---------- Data excerpts

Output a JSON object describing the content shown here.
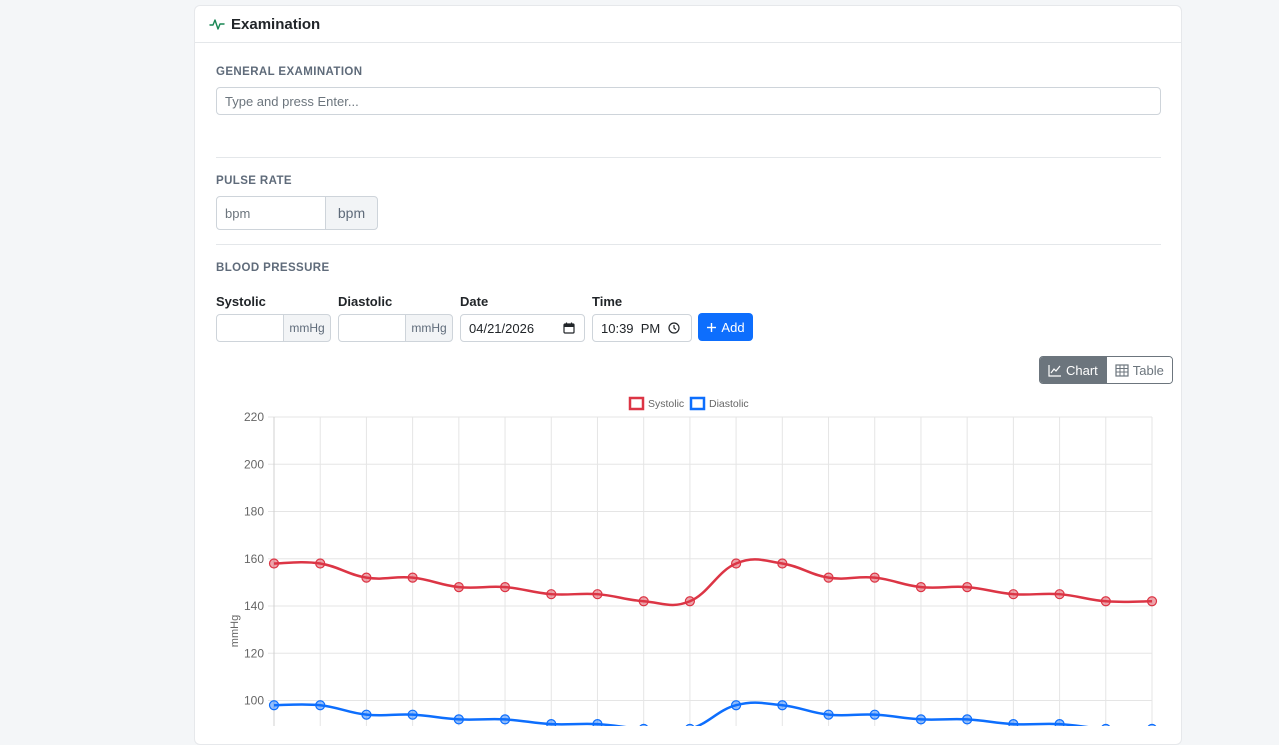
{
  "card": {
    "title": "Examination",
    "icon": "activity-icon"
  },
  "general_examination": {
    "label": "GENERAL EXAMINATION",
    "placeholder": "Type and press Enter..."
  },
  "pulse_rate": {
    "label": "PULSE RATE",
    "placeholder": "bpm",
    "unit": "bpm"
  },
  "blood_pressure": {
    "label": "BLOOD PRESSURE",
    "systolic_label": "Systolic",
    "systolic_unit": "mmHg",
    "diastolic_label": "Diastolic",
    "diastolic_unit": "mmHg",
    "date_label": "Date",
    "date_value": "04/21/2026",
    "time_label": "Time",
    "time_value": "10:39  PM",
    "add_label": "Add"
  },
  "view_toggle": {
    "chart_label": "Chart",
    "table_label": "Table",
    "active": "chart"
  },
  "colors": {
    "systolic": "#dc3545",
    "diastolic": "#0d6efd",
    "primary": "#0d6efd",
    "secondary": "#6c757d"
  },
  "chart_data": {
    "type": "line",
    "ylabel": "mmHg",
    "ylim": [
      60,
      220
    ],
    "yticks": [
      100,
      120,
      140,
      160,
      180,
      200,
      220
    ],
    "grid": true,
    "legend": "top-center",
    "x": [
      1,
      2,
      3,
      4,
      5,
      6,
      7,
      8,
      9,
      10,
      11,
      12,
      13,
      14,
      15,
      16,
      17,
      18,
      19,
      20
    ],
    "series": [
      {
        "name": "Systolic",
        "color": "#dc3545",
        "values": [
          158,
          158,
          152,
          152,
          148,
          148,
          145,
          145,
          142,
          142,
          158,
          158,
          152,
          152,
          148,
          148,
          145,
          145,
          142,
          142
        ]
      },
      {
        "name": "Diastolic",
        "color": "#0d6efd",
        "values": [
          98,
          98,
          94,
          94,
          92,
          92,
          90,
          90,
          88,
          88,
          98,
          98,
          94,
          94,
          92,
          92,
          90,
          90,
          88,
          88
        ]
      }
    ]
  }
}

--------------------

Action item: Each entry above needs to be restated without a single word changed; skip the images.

Output:
Output a JSON object describing the content shown here.
{
  "card": {
    "title": "Examination",
    "icon": "activity-icon"
  },
  "general_examination": {
    "label": "GENERAL EXAMINATION",
    "placeholder": "Type and press Enter..."
  },
  "pulse_rate": {
    "label": "PULSE RATE",
    "placeholder": "bpm",
    "unit": "bpm"
  },
  "blood_pressure": {
    "label": "BLOOD PRESSURE",
    "systolic_label": "Systolic",
    "systolic_unit": "mmHg",
    "diastolic_label": "Diastolic",
    "diastolic_unit": "mmHg",
    "date_label": "Date",
    "date_value": "04/21/2026",
    "time_label": "Time",
    "time_value": "10:39  PM",
    "add_label": "Add"
  },
  "view_toggle": {
    "chart_label": "Chart",
    "table_label": "Table",
    "active": "chart"
  },
  "colors": {
    "systolic": "#dc3545",
    "diastolic": "#0d6efd",
    "primary": "#0d6efd",
    "secondary": "#6c757d"
  },
  "chart_data": {
    "type": "line",
    "ylabel": "mmHg",
    "ylim": [
      60,
      220
    ],
    "yticks": [
      100,
      120,
      140,
      160,
      180,
      200,
      220
    ],
    "grid": true,
    "legend": "top-center",
    "x": [
      1,
      2,
      3,
      4,
      5,
      6,
      7,
      8,
      9,
      10,
      11,
      12,
      13,
      14,
      15,
      16,
      17,
      18,
      19,
      20
    ],
    "series": [
      {
        "name": "Systolic",
        "color": "#dc3545",
        "values": [
          158,
          158,
          152,
          152,
          148,
          148,
          145,
          145,
          142,
          142,
          158,
          158,
          152,
          152,
          148,
          148,
          145,
          145,
          142,
          142
        ]
      },
      {
        "name": "Diastolic",
        "color": "#0d6efd",
        "values": [
          98,
          98,
          94,
          94,
          92,
          92,
          90,
          90,
          88,
          88,
          98,
          98,
          94,
          94,
          92,
          92,
          90,
          90,
          88,
          88
        ]
      }
    ]
  }
}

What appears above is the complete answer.